Eversana, the year-old aggregation of service providers to the pharma industry that has been brought together by two private-equity companies, has announced new additions to its leadership: Tim Guttman, former CFO at AmerisoureBergen, will join Eversana as CFO; Greg Skalicky, formerly chief commercial officer at inVentiv Health, will be Chief Revenue Officer; and Mark MacNaughton, formerly with Cardinal Health, will join as CIO.
The three join Jim Lang, CEO, who was formerly CEO of Decision Resources Group, and Mark Therier, chairman, former CEO of OptumRx. Over the past 18 months, JLL Partners and Water Street have made numerous acquisitions which are now brought together under the Eversana banner: Dohmen Life Science Services, Triplefin, The Access Group, Health Strategies Group, Alliance Life Sciences, The Patient Experience Project and, most recently, Seeker Health.
When Lang joined the company, he summarized its goals thus: ““Together, we offer integrated solutions to the life science industry that address the shift to value-based, patient-centered care and deliver long-term sustainable value for payers, providers, channel partners, and patients.” The company is offering services for critical rare, orphan, and complex specialty therapies by providing management and regulatory strategy, marketing agencies, outsourced distribution, patient engagement and support, pharamacovigilance, medical communication, and safety, as well as research, global pricing software and analytics. “We’ve bridged the gap between science and sales to bring forward-looking commercial thinking to the world of innovation, as well as scientific excellence throughout the product lifecycle.”
That’s an interesting stance; obviously, Eversana’s backers have decided that commercialization services for life sciences are a business with a future. In broad strokes, Eversana is a conglomerate of service providers comparable to others that have been combined in recent years, such as IQVIA, Syneos Health or Precision for Value, with the exception that those have substantial assets in clinical research. (There are some clinical research/drug discovery assets that were part of Dohmen Life Sciences [itself a rollup of various companies years ago], but they would seem to be a minor part of the overall organization.)
The ability not only to provide advice and market research to life sciences commercial teams, but also to supplement them with patient-support or boots-on-the-ground sales support, follows through on the concept of having life sciences focused on drug discovery and development, and handing off the rest to these service providers.
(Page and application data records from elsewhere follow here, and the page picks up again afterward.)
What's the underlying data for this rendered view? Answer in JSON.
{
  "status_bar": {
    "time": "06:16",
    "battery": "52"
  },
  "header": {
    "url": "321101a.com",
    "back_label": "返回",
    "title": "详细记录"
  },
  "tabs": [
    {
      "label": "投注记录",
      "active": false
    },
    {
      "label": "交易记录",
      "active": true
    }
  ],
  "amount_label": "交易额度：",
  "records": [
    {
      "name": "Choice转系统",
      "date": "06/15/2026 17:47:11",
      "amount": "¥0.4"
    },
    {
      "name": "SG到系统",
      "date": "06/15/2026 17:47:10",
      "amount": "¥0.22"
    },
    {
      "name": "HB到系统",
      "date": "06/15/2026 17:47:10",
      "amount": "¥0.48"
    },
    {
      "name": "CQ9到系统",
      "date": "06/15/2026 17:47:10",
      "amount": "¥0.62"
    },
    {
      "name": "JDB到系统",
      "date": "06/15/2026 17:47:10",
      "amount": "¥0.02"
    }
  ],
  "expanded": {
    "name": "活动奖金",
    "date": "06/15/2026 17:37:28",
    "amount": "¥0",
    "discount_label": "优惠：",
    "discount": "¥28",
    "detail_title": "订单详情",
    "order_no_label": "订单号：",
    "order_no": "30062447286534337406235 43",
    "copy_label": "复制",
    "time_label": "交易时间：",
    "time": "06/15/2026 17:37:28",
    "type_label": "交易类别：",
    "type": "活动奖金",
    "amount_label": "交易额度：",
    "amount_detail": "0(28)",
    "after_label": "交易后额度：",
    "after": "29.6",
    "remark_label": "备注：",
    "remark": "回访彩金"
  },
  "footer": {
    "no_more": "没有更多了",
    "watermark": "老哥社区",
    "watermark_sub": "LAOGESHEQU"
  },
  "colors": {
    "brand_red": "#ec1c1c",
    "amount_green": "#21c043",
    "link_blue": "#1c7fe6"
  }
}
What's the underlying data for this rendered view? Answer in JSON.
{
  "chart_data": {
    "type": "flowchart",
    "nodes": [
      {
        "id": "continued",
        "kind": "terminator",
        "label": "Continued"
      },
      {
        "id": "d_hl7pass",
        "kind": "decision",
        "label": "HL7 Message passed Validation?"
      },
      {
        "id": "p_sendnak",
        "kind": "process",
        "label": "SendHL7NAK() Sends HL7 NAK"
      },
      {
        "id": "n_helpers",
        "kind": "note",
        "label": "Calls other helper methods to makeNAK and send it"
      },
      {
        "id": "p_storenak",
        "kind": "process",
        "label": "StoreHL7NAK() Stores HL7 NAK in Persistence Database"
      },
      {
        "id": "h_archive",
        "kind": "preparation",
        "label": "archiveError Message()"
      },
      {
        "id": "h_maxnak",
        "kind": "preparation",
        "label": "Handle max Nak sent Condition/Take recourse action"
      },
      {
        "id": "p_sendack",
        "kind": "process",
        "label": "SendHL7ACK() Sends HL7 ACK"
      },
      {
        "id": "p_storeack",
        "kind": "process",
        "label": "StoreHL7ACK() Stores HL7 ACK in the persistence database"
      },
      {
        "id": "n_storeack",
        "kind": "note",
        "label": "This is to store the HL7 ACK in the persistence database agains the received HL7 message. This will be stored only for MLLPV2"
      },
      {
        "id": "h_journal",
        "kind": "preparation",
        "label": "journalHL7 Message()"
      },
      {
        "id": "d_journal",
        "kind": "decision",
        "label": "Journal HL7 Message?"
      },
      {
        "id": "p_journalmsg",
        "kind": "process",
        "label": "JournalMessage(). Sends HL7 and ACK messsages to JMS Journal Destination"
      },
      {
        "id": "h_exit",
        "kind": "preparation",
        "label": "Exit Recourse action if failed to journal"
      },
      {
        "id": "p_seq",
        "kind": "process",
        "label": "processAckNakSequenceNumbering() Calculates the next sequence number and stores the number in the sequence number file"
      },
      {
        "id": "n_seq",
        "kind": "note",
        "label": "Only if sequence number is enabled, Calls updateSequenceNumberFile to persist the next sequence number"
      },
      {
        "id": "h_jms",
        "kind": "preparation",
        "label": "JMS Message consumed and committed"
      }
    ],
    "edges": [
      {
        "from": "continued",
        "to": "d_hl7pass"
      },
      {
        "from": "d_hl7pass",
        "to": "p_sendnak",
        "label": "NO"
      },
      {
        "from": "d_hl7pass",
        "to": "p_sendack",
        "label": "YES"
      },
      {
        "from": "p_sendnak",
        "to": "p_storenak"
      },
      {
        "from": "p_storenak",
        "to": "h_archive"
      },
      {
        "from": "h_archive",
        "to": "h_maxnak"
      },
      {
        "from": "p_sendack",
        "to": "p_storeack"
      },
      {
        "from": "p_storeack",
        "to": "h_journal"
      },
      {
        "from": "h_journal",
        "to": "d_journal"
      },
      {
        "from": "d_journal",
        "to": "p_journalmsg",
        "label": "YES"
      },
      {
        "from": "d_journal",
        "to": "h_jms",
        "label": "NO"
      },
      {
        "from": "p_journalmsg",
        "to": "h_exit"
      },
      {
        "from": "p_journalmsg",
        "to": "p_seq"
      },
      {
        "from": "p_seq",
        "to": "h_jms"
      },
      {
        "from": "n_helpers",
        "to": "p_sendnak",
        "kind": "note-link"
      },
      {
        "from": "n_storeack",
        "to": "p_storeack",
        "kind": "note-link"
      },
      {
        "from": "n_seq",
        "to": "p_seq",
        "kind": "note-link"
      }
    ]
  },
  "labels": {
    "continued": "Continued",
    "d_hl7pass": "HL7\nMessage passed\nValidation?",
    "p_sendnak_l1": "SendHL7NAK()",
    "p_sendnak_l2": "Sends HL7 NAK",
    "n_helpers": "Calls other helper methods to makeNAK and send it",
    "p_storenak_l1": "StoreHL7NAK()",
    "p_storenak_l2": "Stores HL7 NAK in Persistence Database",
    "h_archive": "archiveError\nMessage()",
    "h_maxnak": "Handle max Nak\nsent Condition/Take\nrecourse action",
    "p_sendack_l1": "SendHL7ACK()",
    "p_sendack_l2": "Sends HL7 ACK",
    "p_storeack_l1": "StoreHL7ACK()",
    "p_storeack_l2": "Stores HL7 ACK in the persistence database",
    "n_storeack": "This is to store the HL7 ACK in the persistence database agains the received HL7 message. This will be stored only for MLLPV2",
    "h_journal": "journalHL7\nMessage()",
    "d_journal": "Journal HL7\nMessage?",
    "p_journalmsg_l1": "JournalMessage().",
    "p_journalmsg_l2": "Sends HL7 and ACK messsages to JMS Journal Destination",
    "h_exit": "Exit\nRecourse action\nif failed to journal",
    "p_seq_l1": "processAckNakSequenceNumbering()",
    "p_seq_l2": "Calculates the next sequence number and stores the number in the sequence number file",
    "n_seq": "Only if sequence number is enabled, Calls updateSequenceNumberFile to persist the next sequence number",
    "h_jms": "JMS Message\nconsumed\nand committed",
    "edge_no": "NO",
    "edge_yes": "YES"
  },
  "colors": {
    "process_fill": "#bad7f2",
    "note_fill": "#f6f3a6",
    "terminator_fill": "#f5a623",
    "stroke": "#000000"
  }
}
How broadly life sciences companies will hew to that, in this era of intense pressure on pricing, outcomes and marketing practices, remains to be seen.